Data for this exercise Block Start

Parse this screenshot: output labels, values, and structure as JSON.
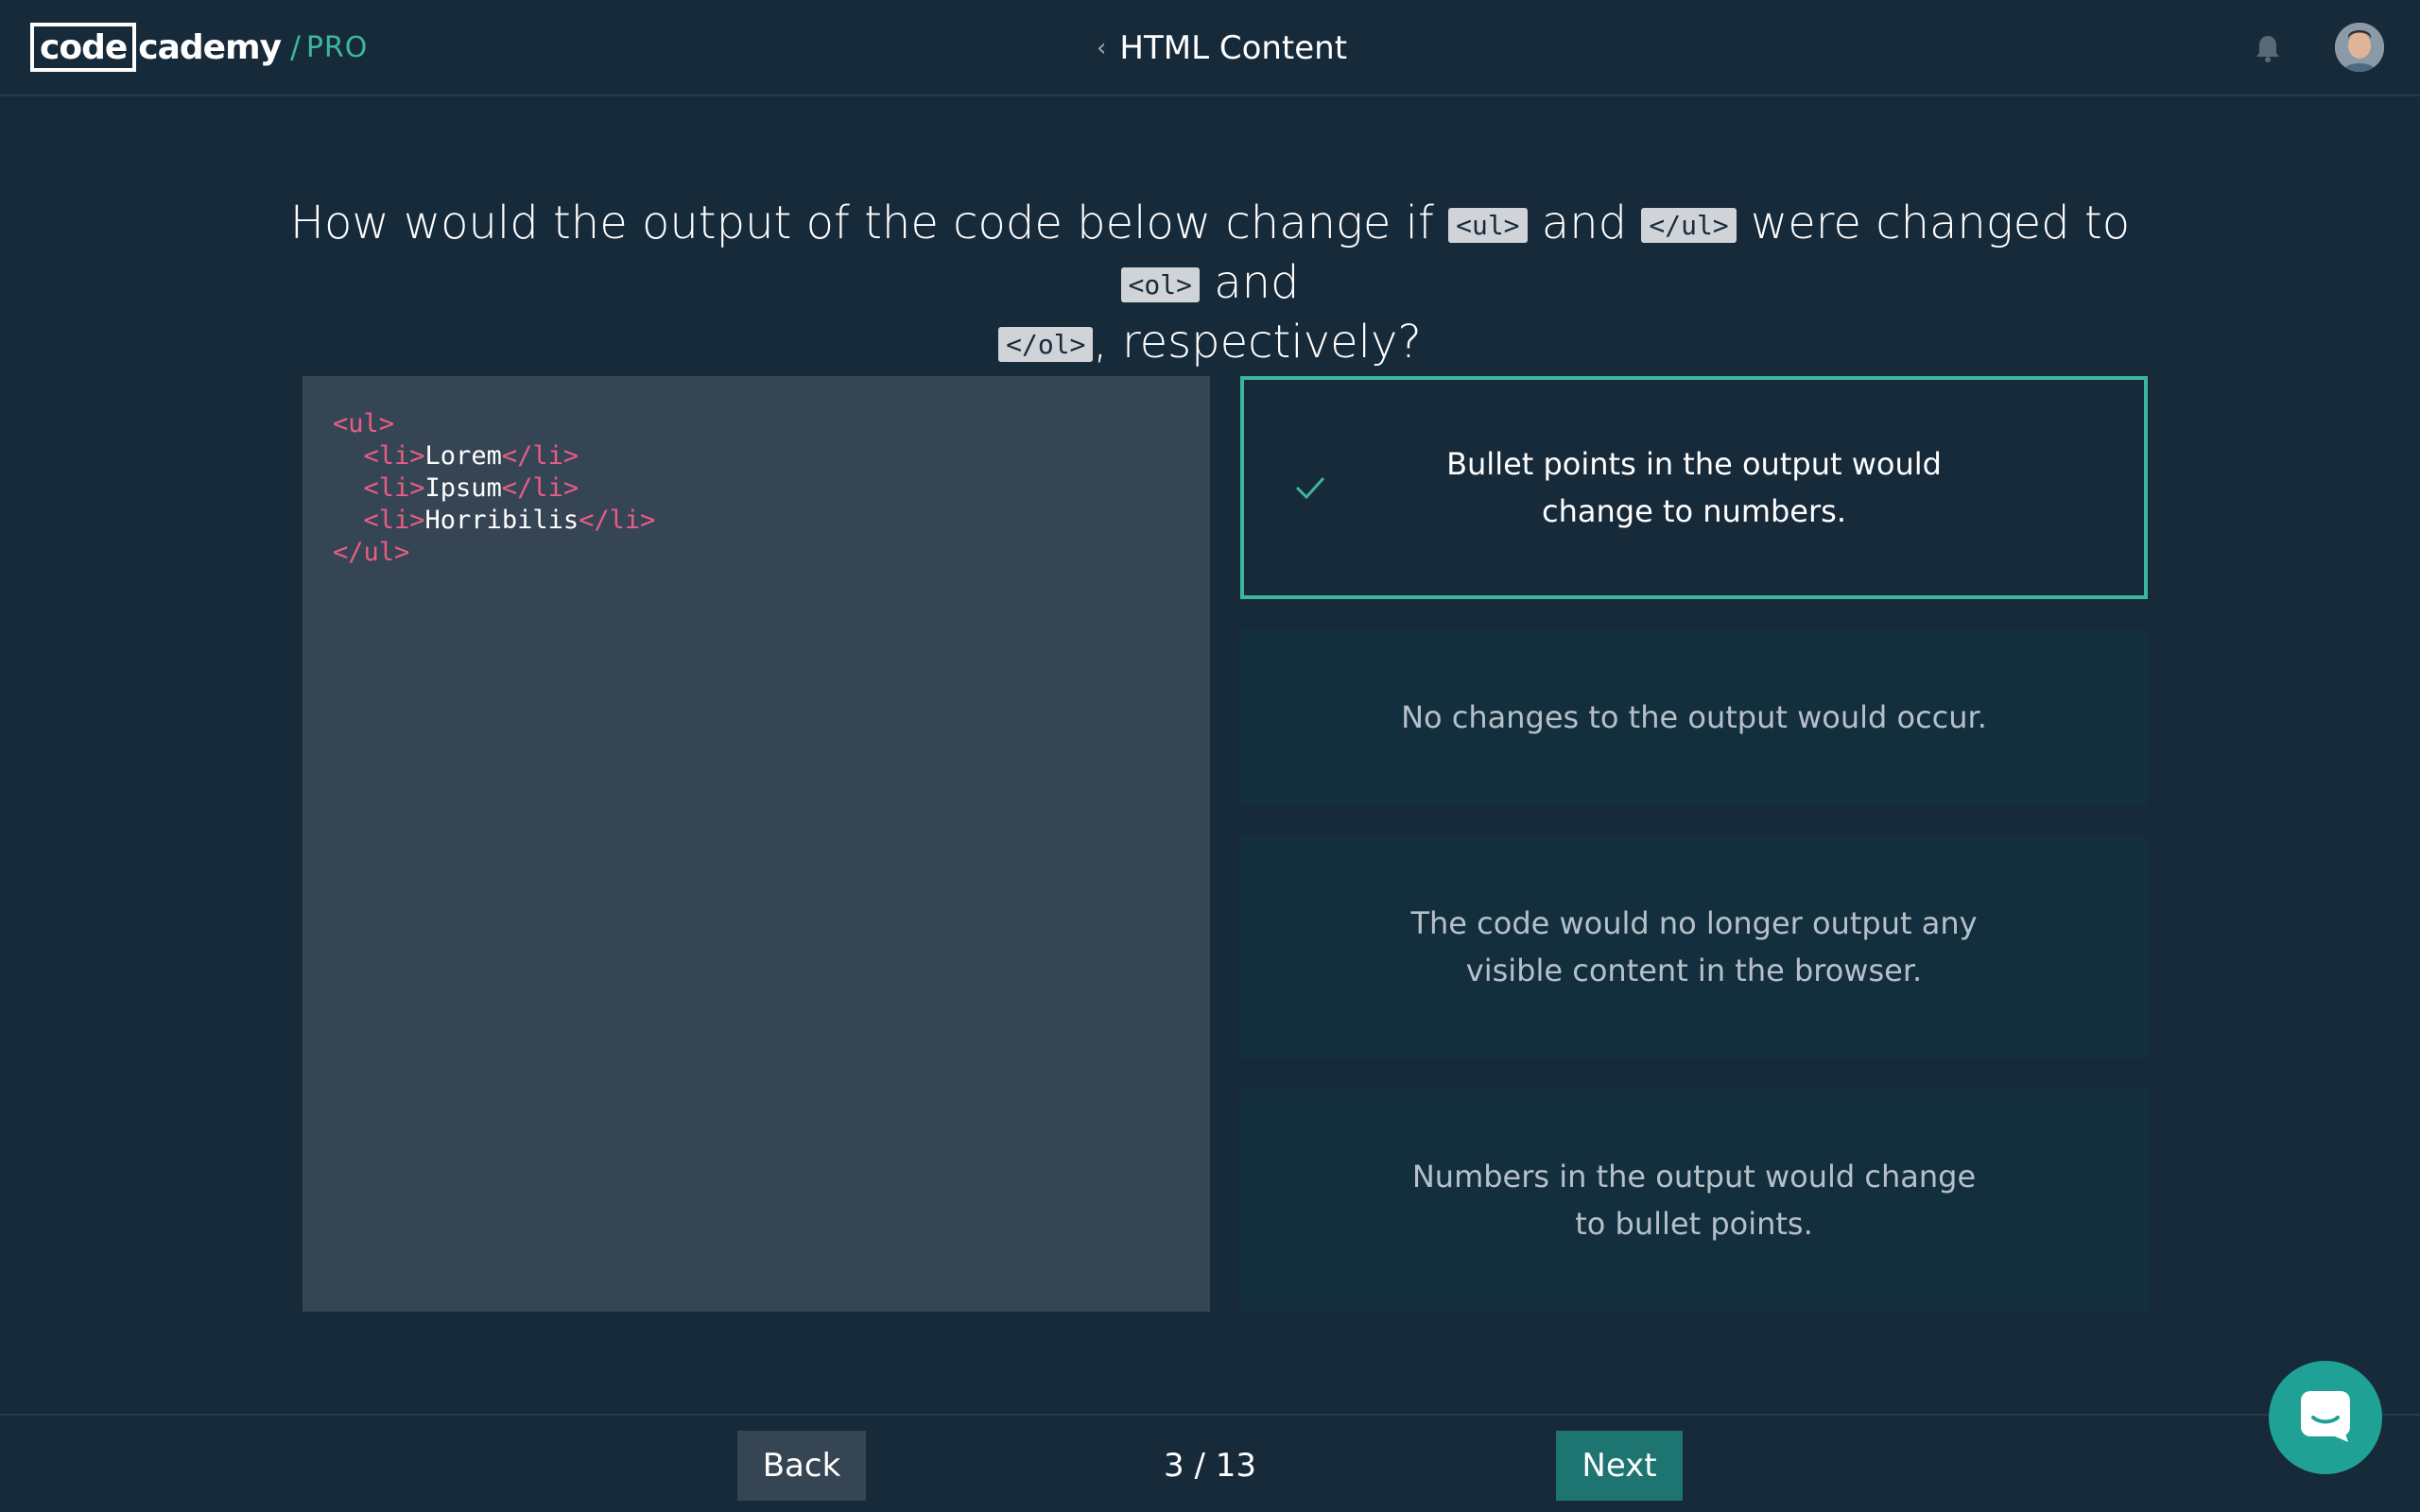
{
  "header": {
    "logo_box": "code",
    "logo_rest": "cademy",
    "logo_slash": "/",
    "logo_pro": "PRO",
    "crumb_title": "HTML Content",
    "crumb_icon": "chevron-left-icon",
    "bell_icon": "bell-icon"
  },
  "question": {
    "part1": "How would the output of the code below change if ",
    "chip1": "<ul>",
    "part2": " and ",
    "chip2": "</ul>",
    "part3": " were changed to ",
    "chip3": "<ol>",
    "part4": " and ",
    "chip4": "</ol>",
    "part5": ", respectively?"
  },
  "code": {
    "l1_tag": "<ul>",
    "l2_indent": "  ",
    "l2_open": "<li>",
    "l2_text": "Lorem",
    "l2_close": "</li>",
    "l3_indent": "  ",
    "l3_open": "<li>",
    "l3_text": "Ipsum",
    "l3_close": "</li>",
    "l4_indent": "  ",
    "l4_open": "<li>",
    "l4_text": "Horribilis",
    "l4_close": "</li>",
    "l5_tag": "</ul>"
  },
  "answers": [
    {
      "text": "Bullet points in the output would change to numbers.",
      "selected": true
    },
    {
      "text": "No changes to the output would occur.",
      "selected": false
    },
    {
      "text": "The code would no longer output any visible content in the browser.",
      "selected": false
    },
    {
      "text": "Numbers in the output would change to bullet points.",
      "selected": false
    }
  ],
  "footer": {
    "back_label": "Back",
    "progress": "3 / 13",
    "next_label": "Next"
  },
  "colors": {
    "background": "#172a3a",
    "accent": "#3bb6a0",
    "code_tag": "#e85d86",
    "next_button": "#1e7470"
  }
}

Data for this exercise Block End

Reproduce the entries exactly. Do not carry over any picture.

#### [Solved problem]
Parse this screenshot: output labels, values, and structure as JSON.
{
  "header": {
    "logo_box": "code",
    "logo_rest": "cademy",
    "logo_slash": "/",
    "logo_pro": "PRO",
    "crumb_title": "HTML Content",
    "crumb_icon": "chevron-left-icon",
    "bell_icon": "bell-icon"
  },
  "question": {
    "part1": "How would the output of the code below change if ",
    "chip1": "<ul>",
    "part2": " and ",
    "chip2": "</ul>",
    "part3": " were changed to ",
    "chip3": "<ol>",
    "part4": " and ",
    "chip4": "</ol>",
    "part5": ", respectively?"
  },
  "code": {
    "l1_tag": "<ul>",
    "l2_indent": "  ",
    "l2_open": "<li>",
    "l2_text": "Lorem",
    "l2_close": "</li>",
    "l3_indent": "  ",
    "l3_open": "<li>",
    "l3_text": "Ipsum",
    "l3_close": "</li>",
    "l4_indent": "  ",
    "l4_open": "<li>",
    "l4_text": "Horribilis",
    "l4_close": "</li>",
    "l5_tag": "</ul>"
  },
  "answers": [
    {
      "text": "Bullet points in the output would change to numbers.",
      "selected": true
    },
    {
      "text": "No changes to the output would occur.",
      "selected": false
    },
    {
      "text": "The code would no longer output any visible content in the browser.",
      "selected": false
    },
    {
      "text": "Numbers in the output would change to bullet points.",
      "selected": false
    }
  ],
  "footer": {
    "back_label": "Back",
    "progress": "3 / 13",
    "next_label": "Next"
  },
  "colors": {
    "background": "#172a3a",
    "accent": "#3bb6a0",
    "code_tag": "#e85d86",
    "next_button": "#1e7470"
  }
}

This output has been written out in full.